No swifts have been seen over Hambrook this summer, and they are already heading back to Africa, so it looks as if this is going to be the first blank year for a truly iconic species. Loss of nest sites in old buildings may be part of the problem, and the erection of nestboxes has often brought small colonies back to areas that they had deserted, but the massive decline in insects is surely largely to blame, both here and in their winter quarters.
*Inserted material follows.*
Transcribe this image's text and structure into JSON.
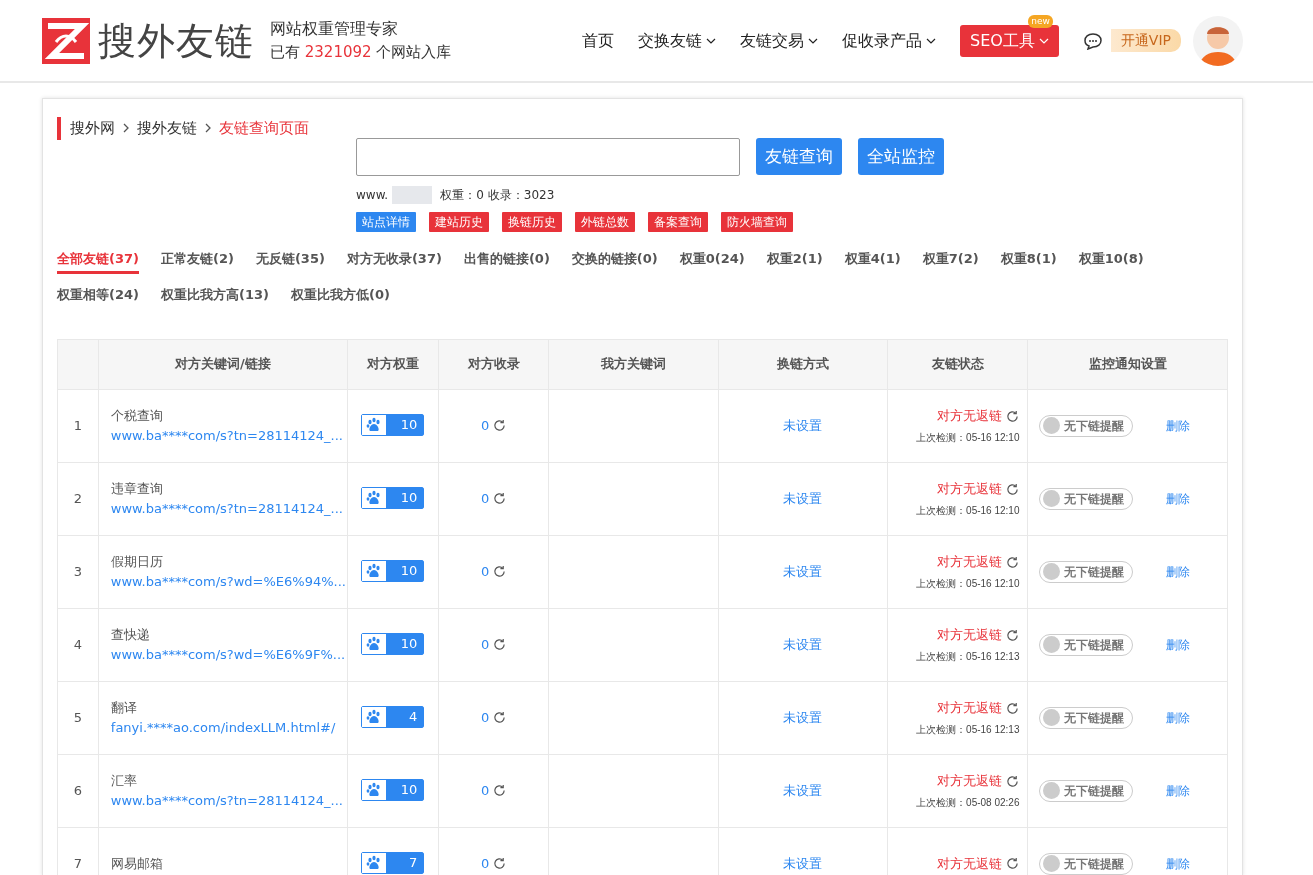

Swallows and house martins, while not related to the swift, do occupy fairly similar niches, with all three catching their food on the wing and nesting almost exclusively on man-made structures. So it is perhaps not altogether surprising that these two species are also in steep decline, and neither has yet been seen on the Marshes. Their southward migration takes place a couple of months later than the swifts’, there is still time to see a few. However, any birds that pass through this autumn will mostly have bred further north in England or Scotland, where they are enjoying more breeding success than down here, so September and October counts don’t give a true indication of how well they are faring in Kent.